The case in which the court wrote: "Get a license or do not sample. We do not see this as stifling creativity in any significant way." A bit of a setback for mashup/music collage artists. We studied this one in class, but it's certainly relevant and important to this topic. The George Clinton estate sued because a short sample of a Clinton song was employed in a different song. The court came down very harshly against the samplers, ruling that all samples must be licensed or else the sampler has stolen from the original author.
This case is extremely relevant to my paper because it is my contention that the court was wrong in dismissing unlicensed sampling as theft. Although I am very willing to admit that sampling of copyrightable material can infringe on the original copyright, it is my contention that if sampling artists are careful to make sure that all of their uses are transformative, it is possible to sample in a constructive and legal manner without a license.
The article begins with a brief legal history of sampling in the US. It then goes on to argue against three common conceptions ("myths" according to the author) about sampling.
1) Sampling is Analogous to Borrowing, Quoting or Imitating Prior Works: The author argues that since one is taking a piece of the actual recording, the sampler is not borrowing. They are stealing. She likens the offense to breaking into another lawyer's office and lifting passages from the lawyer's arguments into ones own and then claiming that you were merely paying homage to the lawyer's great work.
2) Because Sampling is a Legitimate Art Form, Samplers Should be Entitled to Freely Use Other Musicians' Original Copyrighted Material: In this section, the author essentially argues against the idea that sampling is a legitimate artform, arguing that the sampler is merely pushing a button and letting technology do all the work. Therefore, there is not artistic value added by the sampler and the sample should not be considered fair use.
3) In Order to Achieve the Proper Balance of Copyright Protection, We Must Err on the Side of Giving More Protection to Samplers Than Sampled Musicians: The author argues that to allow sampling would discourage the creation of original works of the type that samplers sample. Again, the author uses examples like the lawyer in myth 1 - what if a new filmmaker used the battle scenes from Gone With The Wind in their movie because they couldn't afford to film new scenes? It wouldn't be tolerated, even though it would encourage the new artist to make more material.

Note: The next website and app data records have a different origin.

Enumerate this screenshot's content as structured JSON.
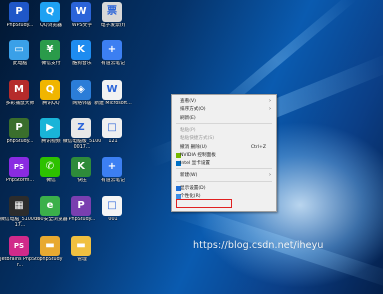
{
  "desktop": {
    "icons": [
      {
        "label": "PhpStudy...",
        "icon": "phpstudy-icon",
        "color": "#1f57c8"
      },
      {
        "label": "QQ浏览器",
        "icon": "qq-browser-icon",
        "color": "#1ea1f2"
      },
      {
        "label": "WPS文字",
        "icon": "wps-writer-icon",
        "color": "#2b64d9"
      },
      {
        "label": "电子发票(f)",
        "icon": "einvoice-icon",
        "color": "#d8d8d8"
      },
      {
        "label": "此电脑",
        "icon": "this-pc-icon",
        "color": "#3aa0e8"
      },
      {
        "label": "微信支付",
        "icon": "wechat-pay-icon",
        "color": "#2a9b4a"
      },
      {
        "label": "酷狗音乐",
        "icon": "kugou-music-icon",
        "color": "#1e8cf0"
      },
      {
        "label": "有道云笔记",
        "icon": "youdao-note-icon",
        "color": "#3c7ff2"
      },
      {
        "label": "多彩捕鼠大师",
        "icon": "mouse-master-icon",
        "color": "#b52b2b"
      },
      {
        "label": "腾讯QQ",
        "icon": "tencent-qq-icon",
        "color": "#f0b500"
      },
      {
        "label": "网络邻居",
        "icon": "network-icon",
        "color": "#2b7dd8"
      },
      {
        "label": "新建 Microsoft...",
        "icon": "word-doc-icon",
        "color": "#f2f2f2"
      },
      {
        "label": "phpStudy...",
        "icon": "phpstudy-icon-2",
        "color": "#3a6e2c"
      },
      {
        "label": "腾讯视频",
        "icon": "tencent-video-icon",
        "color": "#19b4d8"
      },
      {
        "label": "微信电脑版_51000017...",
        "icon": "wechat-file-icon",
        "color": "#e8e8e8"
      },
      {
        "label": "121",
        "icon": "file-121-icon",
        "color": "#f0f0f0"
      },
      {
        "label": "PhpStorm...",
        "icon": "phpstorm-icon",
        "color": "#8a2be2"
      },
      {
        "label": "微信",
        "icon": "wechat-icon",
        "color": "#2dc100"
      },
      {
        "label": "快压",
        "icon": "kuaiya-icon",
        "color": "#2e8b3a"
      },
      {
        "label": "有道云笔记",
        "icon": "youdao-note-icon-2",
        "color": "#3c7ff2"
      },
      {
        "label": "微信电脑_51000017...",
        "icon": "wechat-file-icon-2",
        "color": "#2c2c2c"
      },
      {
        "label": "360安全浏览器",
        "icon": "browser-360-icon",
        "color": "#3bb04a"
      },
      {
        "label": "PhpStudy...",
        "icon": "phpstudy-icon-3",
        "color": "#7a3fb0"
      },
      {
        "label": "001",
        "icon": "file-001-icon",
        "color": "#f5f5f5"
      },
      {
        "label": "JetBrains PhpStor...",
        "icon": "jetbrains-icon",
        "color": "#d12a8a"
      },
      {
        "label": "phpStudy",
        "icon": "phpstudy-folder-icon",
        "color": "#e8a930"
      },
      {
        "label": "管理",
        "icon": "manage-folder-icon",
        "color": "#f0c040"
      }
    ]
  },
  "context_menu": {
    "items": [
      {
        "label": "查看(V)",
        "arrow": "›"
      },
      {
        "label": "排序方式(O)",
        "arrow": "›"
      },
      {
        "label": "刷新(E)"
      },
      {
        "sep": true
      },
      {
        "label": "粘贴(P)",
        "disabled": true
      },
      {
        "label": "粘贴快捷方式(S)",
        "disabled": true
      },
      {
        "label": "撤消 删除(U)",
        "shortcut": "Ctrl+Z"
      },
      {
        "label": "NVIDIA 控制面板",
        "icon": "nvidia-icon",
        "icon_color": "#76b900"
      },
      {
        "label": "Intel 显卡设置",
        "icon": "intel-icon",
        "icon_color": "#0071c5"
      },
      {
        "sep": true
      },
      {
        "label": "新建(W)",
        "arrow": "›"
      },
      {
        "sep": true
      },
      {
        "label": "显示设置(D)",
        "icon": "display-icon",
        "icon_color": "#1e6fd8"
      },
      {
        "label": "个性化(R)",
        "icon": "personalize-icon",
        "icon_color": "#3b8fe6"
      }
    ]
  },
  "watermark": "https://blog.csdn.net/iheyu"
}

While it is certainly interesting to hear the arguments of the anti-samplers, it is my opinion that the author has a poor understanding of the process of sampling. Her examples are especially revealing - as a lawyer, her tendency is to think of sampling in the same way that one might think about copying a part of an argument. The instances are not analagous, however. An expository work like a lawyer's argument cannot be transformed by use in another expository work. When a sampler takes a portion of another artist's music and use it in a mix (or at least when they do it well) they transform the work into something new. Thinking as a lawyer will never apply because a lawyer will not be able to capture the artistic latitude that an artist has in creating a new work.
Fred Fisher, Inc., v. Dillingham et al., 298 F. 145 (S.D.N.Y. 1924)
Darrell v. Joe Morris Music Co., 113 F.2d 80 (2d Cir. 1940)
Arnstein v. Porter, 154 F.2d 464 (2d Cir. 1946)
ABKCO Music, Inc. v. Harrisongs Music, Ltd., 722 F.2d 988 (2d Cir. 1983)
Three Boys Music Corp. v. Bolton, 212 F.3d 477 (9th Cir. 2000)
Selle v. Gibb, 741 F.2d 896 (7th Cir. 1984)
*IMPORTANT* Grand Upright Music Ltd. v. Warner Brothers Records, Inc., 780 F. Supp. 182 (S.D.N.Y. 1991)